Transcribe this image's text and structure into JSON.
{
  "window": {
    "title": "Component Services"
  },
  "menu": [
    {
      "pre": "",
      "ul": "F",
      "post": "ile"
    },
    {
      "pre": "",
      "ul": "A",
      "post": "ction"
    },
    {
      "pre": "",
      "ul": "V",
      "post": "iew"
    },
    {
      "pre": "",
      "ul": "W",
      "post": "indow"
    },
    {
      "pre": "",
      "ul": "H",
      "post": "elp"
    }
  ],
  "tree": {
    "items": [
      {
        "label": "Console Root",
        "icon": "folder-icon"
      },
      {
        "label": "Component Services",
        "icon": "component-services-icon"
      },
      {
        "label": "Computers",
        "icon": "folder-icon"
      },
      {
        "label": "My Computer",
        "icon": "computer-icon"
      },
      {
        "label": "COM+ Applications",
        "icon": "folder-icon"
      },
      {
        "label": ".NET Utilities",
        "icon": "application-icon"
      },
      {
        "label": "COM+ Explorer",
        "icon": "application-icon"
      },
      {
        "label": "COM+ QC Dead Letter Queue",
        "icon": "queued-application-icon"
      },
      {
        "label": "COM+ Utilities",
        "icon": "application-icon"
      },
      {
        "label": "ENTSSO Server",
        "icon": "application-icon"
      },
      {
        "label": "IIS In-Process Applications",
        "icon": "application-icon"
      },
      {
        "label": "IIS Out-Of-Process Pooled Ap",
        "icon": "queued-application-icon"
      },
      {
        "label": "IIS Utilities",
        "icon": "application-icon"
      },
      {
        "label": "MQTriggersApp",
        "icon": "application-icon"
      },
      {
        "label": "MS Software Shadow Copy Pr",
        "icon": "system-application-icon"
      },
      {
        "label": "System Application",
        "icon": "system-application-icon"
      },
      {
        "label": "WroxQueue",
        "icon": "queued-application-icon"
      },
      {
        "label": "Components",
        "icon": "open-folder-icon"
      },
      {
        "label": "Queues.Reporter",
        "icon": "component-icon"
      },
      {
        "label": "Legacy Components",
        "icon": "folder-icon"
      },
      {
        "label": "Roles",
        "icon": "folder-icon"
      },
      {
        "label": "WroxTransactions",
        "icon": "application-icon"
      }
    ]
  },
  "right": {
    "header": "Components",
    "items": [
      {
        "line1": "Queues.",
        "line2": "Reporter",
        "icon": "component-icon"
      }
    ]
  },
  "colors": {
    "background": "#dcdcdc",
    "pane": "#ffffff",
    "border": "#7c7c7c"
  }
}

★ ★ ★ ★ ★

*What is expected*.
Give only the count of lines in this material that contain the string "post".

*Answer to the exercise*.
5